PROBLEM:
From the material below, pull each line containing the string "placeholder".

DATA FOR REVIEW:

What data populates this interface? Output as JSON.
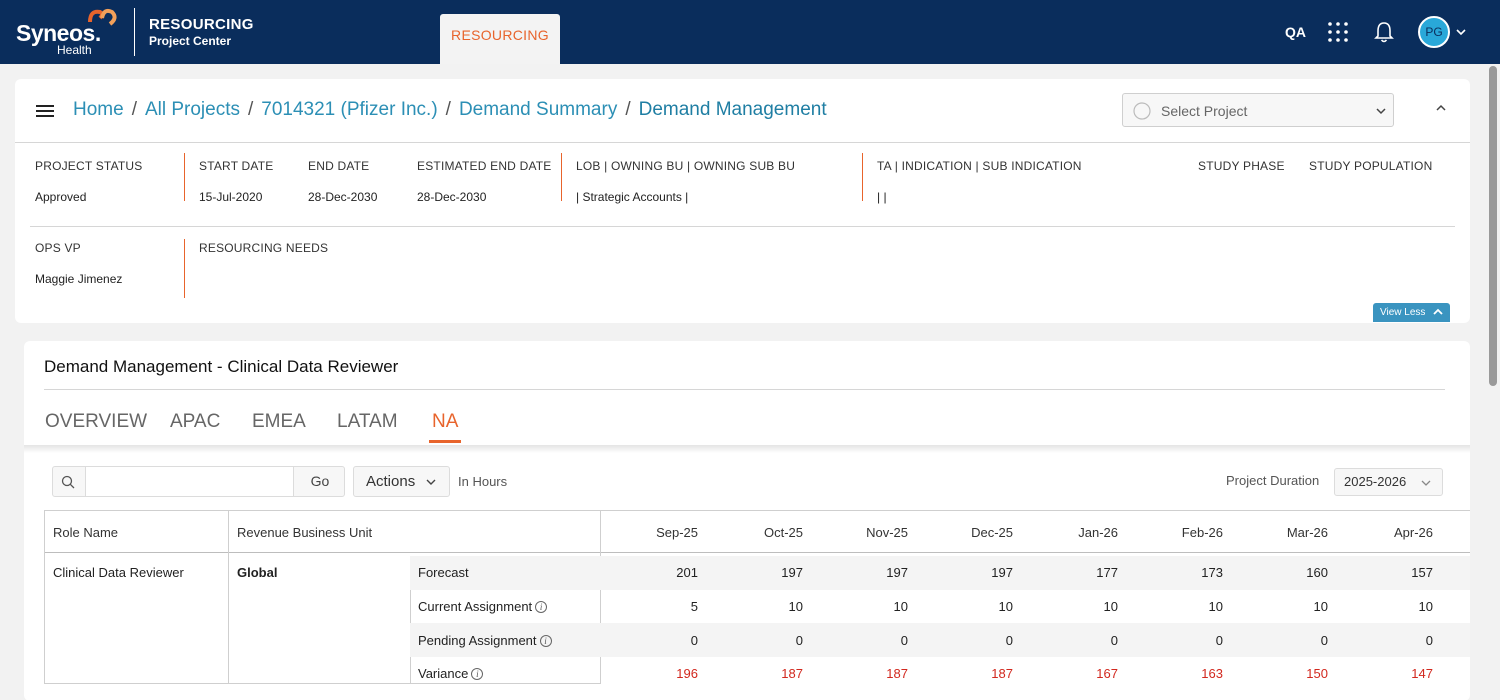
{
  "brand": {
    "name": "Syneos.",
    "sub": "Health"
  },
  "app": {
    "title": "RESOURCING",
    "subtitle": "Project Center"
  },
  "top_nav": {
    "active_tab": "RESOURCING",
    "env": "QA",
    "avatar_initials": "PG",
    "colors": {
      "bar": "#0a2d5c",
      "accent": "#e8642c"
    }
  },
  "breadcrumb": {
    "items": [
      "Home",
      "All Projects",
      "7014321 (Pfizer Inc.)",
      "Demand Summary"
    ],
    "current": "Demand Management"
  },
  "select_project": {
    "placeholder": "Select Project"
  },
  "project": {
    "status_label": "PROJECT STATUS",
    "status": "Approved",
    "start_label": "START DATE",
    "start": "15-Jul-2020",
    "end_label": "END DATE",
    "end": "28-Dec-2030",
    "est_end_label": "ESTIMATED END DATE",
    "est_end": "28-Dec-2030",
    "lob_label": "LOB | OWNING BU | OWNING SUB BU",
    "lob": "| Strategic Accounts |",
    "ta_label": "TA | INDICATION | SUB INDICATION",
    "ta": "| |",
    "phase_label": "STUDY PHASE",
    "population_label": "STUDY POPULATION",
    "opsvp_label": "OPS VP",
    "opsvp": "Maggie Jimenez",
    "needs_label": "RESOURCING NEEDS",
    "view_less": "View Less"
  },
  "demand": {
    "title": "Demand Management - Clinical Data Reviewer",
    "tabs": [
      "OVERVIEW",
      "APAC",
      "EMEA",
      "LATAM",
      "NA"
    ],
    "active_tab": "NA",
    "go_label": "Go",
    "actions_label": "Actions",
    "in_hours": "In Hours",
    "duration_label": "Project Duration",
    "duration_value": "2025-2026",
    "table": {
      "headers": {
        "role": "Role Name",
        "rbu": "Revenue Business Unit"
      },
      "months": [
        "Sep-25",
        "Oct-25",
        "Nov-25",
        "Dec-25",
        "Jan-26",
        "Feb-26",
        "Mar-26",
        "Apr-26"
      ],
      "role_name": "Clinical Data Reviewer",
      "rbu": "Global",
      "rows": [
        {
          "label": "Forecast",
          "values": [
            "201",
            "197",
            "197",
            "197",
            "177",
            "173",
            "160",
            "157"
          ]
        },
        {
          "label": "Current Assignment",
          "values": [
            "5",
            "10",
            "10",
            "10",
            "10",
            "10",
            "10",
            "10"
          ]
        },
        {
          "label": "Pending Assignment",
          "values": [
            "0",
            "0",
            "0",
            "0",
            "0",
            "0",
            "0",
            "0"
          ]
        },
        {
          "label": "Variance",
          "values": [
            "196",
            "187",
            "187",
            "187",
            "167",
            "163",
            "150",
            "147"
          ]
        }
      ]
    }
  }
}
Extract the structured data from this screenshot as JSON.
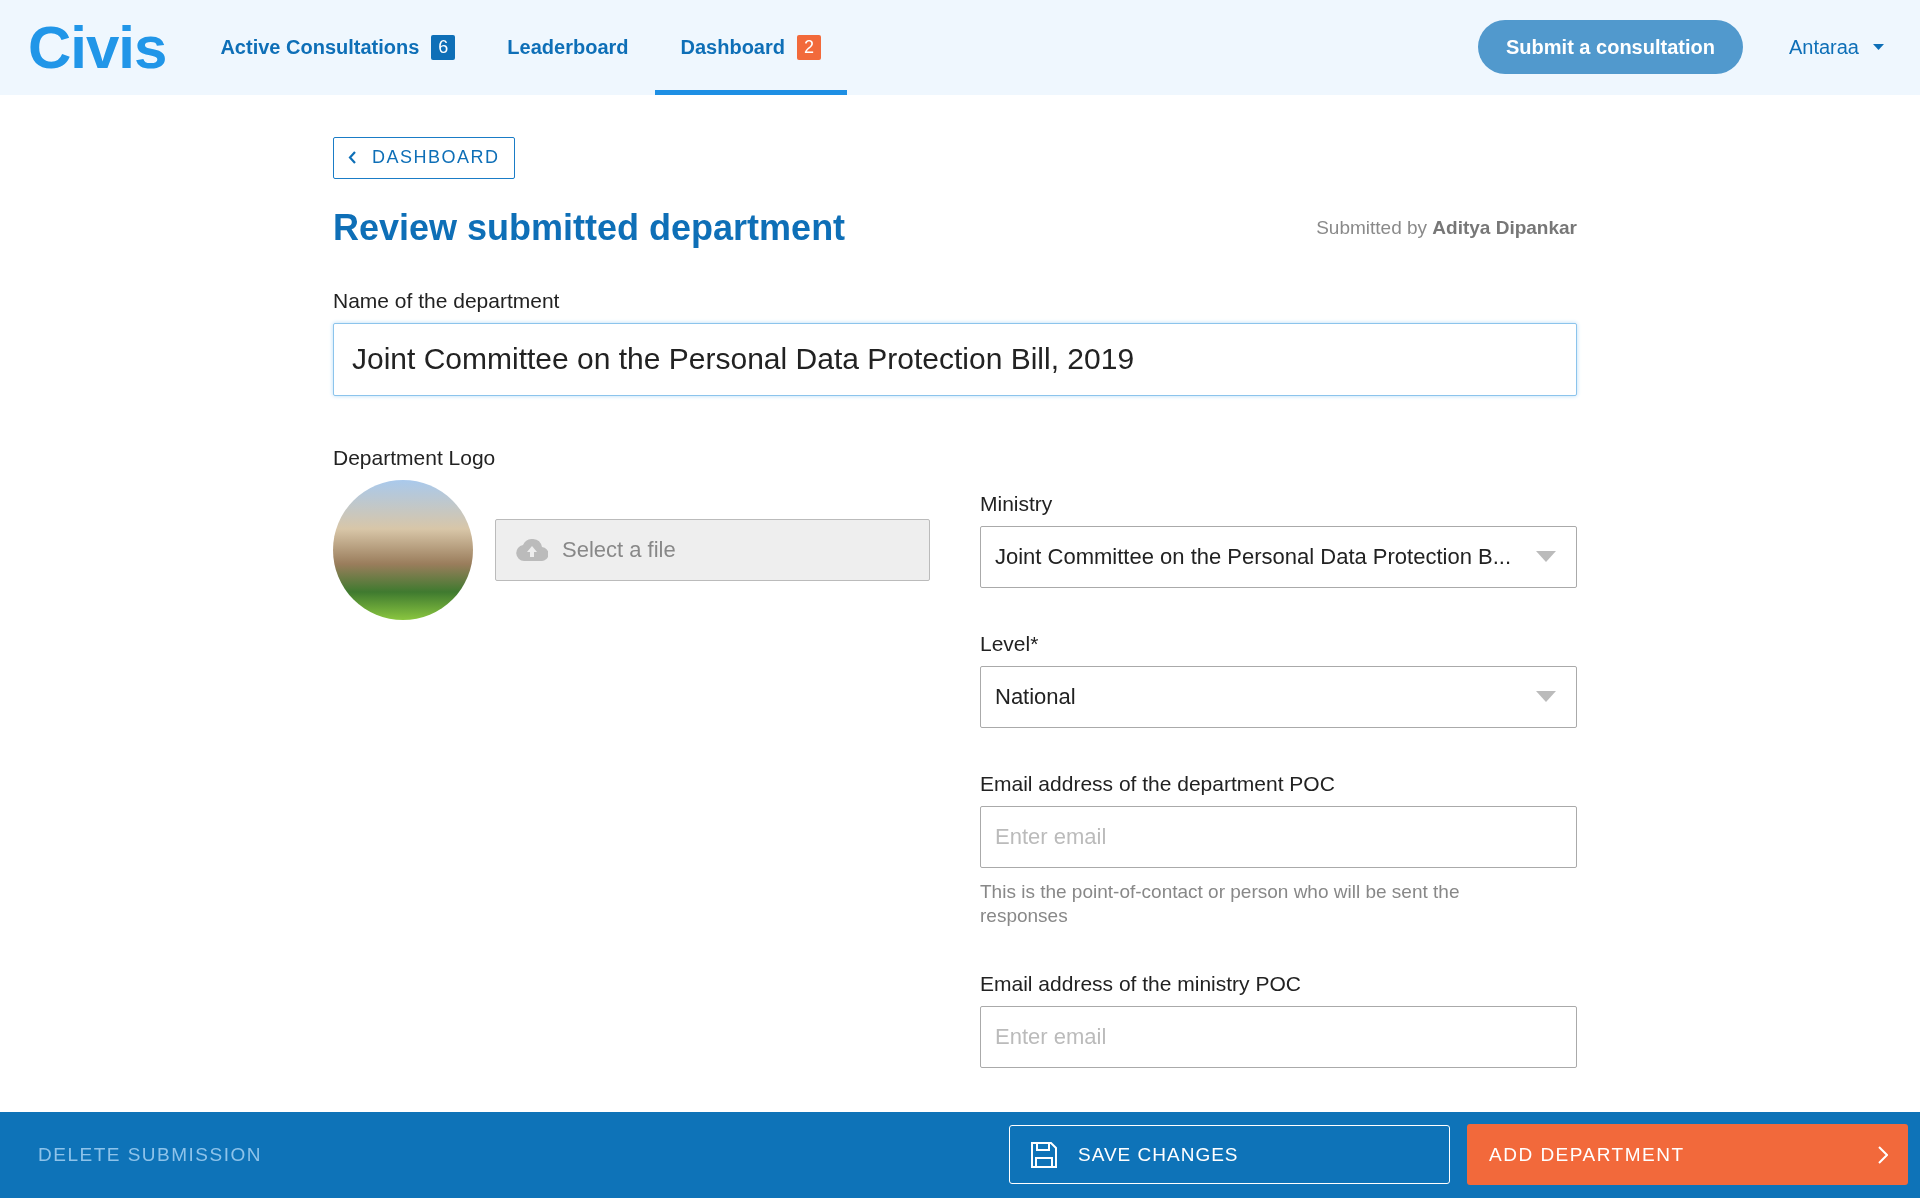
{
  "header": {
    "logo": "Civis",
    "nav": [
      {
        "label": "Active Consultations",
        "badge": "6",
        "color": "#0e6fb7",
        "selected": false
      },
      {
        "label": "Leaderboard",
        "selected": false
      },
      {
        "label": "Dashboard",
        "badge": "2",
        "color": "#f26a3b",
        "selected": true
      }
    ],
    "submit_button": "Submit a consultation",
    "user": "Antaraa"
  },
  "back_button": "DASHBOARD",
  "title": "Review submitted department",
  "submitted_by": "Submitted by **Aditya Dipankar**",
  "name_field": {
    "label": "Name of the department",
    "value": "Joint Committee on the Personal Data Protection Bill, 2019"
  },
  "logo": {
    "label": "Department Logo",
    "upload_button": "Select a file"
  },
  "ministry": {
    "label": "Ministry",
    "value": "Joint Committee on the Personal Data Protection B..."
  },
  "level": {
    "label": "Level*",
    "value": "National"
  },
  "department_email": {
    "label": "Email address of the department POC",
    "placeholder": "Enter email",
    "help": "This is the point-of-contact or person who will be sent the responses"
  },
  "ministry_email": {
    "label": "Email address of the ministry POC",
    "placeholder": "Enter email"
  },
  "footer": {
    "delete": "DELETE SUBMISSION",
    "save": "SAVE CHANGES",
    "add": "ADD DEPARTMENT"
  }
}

EXERCISE RESULT:
    "placeholder": "Select Project"
    "placeholder": "Enter email",
    "placeholder": "Enter email"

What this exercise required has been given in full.